The Life of This World is but Chattels of Deception #13
Justice in Islam
From the Quran:
O you who believe!
Stand for justice as witnesses to God
Even be it against yourselves,
Or your parents or your kin
And whether be it against rich or poor
For God is best protector of either
And don’t follow your desires,
Lest you swerve from justice
And if you pervert it or neglect it,
God is aware of all you do.”
The verse above is one of the best dissertations ever given on justice, according to the students and faculty of Harvard School of Law. They selected this verse from a huge pool of entries to ornate a wall at the entry hall of the law school, as it is the epitome of justice.
The reasons are obvious. First and foremost, it articulates that one has to testify to the truth even if against himself — no fifth amendment here. Withholding information, by design, is to deny the truth to be told and rights to be restored. Even in criminal cases, not testifying to something you may have committed, means a disregard for the laws that govern our behavior.

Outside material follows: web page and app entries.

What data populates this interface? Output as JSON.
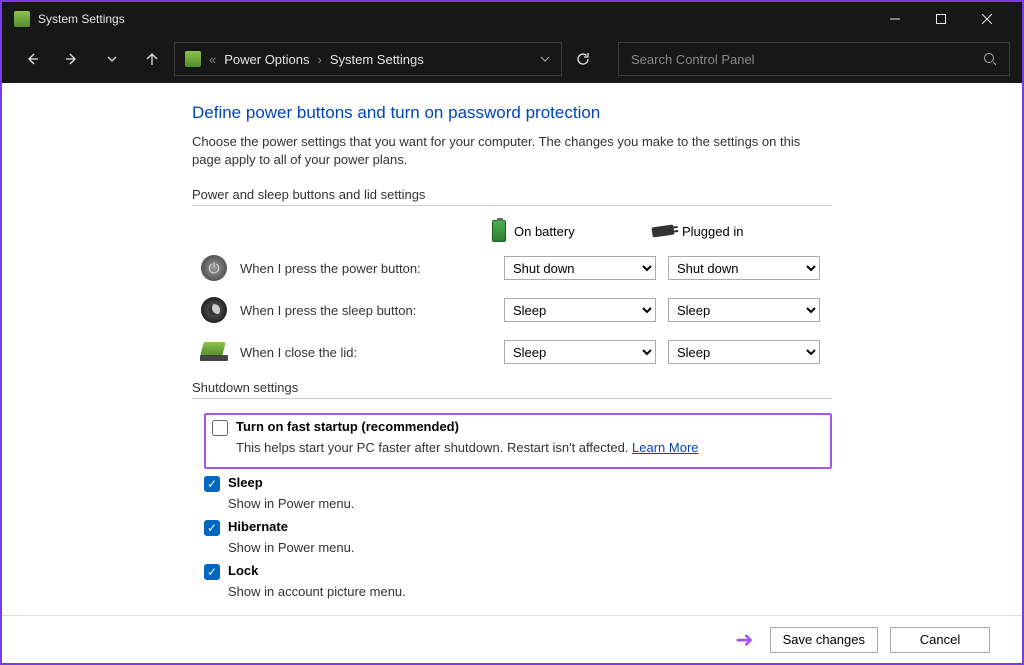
{
  "window": {
    "title": "System Settings"
  },
  "breadcrumb": {
    "item1": "Power Options",
    "item2": "System Settings"
  },
  "search": {
    "placeholder": "Search Control Panel"
  },
  "page": {
    "heading": "Define power buttons and turn on password protection",
    "description": "Choose the power settings that you want for your computer. The changes you make to the settings on this page apply to all of your power plans.",
    "section1": "Power and sleep buttons and lid settings",
    "col_battery": "On battery",
    "col_plugged": "Plugged in",
    "rows": {
      "power": {
        "label": "When I press the power button:",
        "battery": "Shut down",
        "plugged": "Shut down"
      },
      "sleep": {
        "label": "When I press the sleep button:",
        "battery": "Sleep",
        "plugged": "Sleep"
      },
      "lid": {
        "label": "When I close the lid:",
        "battery": "Sleep",
        "plugged": "Sleep"
      }
    },
    "section2": "Shutdown settings",
    "fast_startup": {
      "title": "Turn on fast startup (recommended)",
      "desc": "This helps start your PC faster after shutdown. Restart isn't affected. ",
      "link": "Learn More"
    },
    "options": {
      "sleep": {
        "title": "Sleep",
        "desc": "Show in Power menu."
      },
      "hibernate": {
        "title": "Hibernate",
        "desc": "Show in Power menu."
      },
      "lock": {
        "title": "Lock",
        "desc": "Show in account picture menu."
      }
    }
  },
  "footer": {
    "save": "Save changes",
    "cancel": "Cancel"
  }
}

Secondly, to testify to the truth even against the rich or powerful, and at minimum not to prejudge two combatants based on their socio-economic status is critical for the well-being of society. It was reported by some Islamic references that the above verse was revealed to the prophet while two adversaries stood in front him pleading their cases. The prophet was inclined to believe the rich because it was unlikely for him to have been unfair to the poor. However, the verse reversed his preconceived state of mind.
There are several examples throughout the Quran and Islamic literature that highlight ways in which justice was applied. Here is an example:
In 640–642, while Amr Ibn Al-As was governor of Egypt, his son entered into a horse race. When the son saw a non-Muslim overtake him, he whipped his opponent and told him: “How dare you overtake me, and I am the ‘son of the two nobilities.’”
The aggrieved young man shared his experience with his father who decided to travel nearly 1400 km to Medina, the capital of the Islamic Empire, and complain, in person, to the Khalifa (ruler) Omar Ibn Al-Khattab. Upon hearing his story, Omar sent for the governor to come with his son to Medina during the coming Hajj season. When they presented themselves to Omar, he gave a whip to the injured young man and ordered him to whip the ‘son of the two nobilities’ and he did to his satisfaction. Omar then asked the young man if he would like to whip the governor, who was just as guilty in Omar’s eyes, because he allowed for this injustice to occur under his watch. The young man declined, stating he had no issue with the governor.
Omar then turned to the crowd to address the crime committed by the governor and his son to make his now famous remark: “How could you enslave people when they were birthed by their mothers as free people.”
The Quran is replete with many verses commanding followers to stand for justice.
Here is one more example:
God enjoins you to return the deposits,
In your custody to their owners,
And when making judgments between people,
Judge with justice,
God’s admonitions are the best,
God is all Hearing, all Seeing.”
Another example is one that is customarily recited at the end of all Friday lectures (Khutbas) throughout the word as a reminder and exhortation to all followers of Islam to adhere to it.
“God enjoins justice, kindness and the giving to kinsfolk
And forbids lewdness, abomination and oppression
He exhorts you so you may heed.”
The Prophet also often reminded his followers to pursuit justice because it is the right thing to do. In one of his sayings:
“A person who does not testify to the truth is a mute devil.”
 ‘Two nobilities’ refers to both the father, who was the governor of the country, and the mother who was of nobilities as well.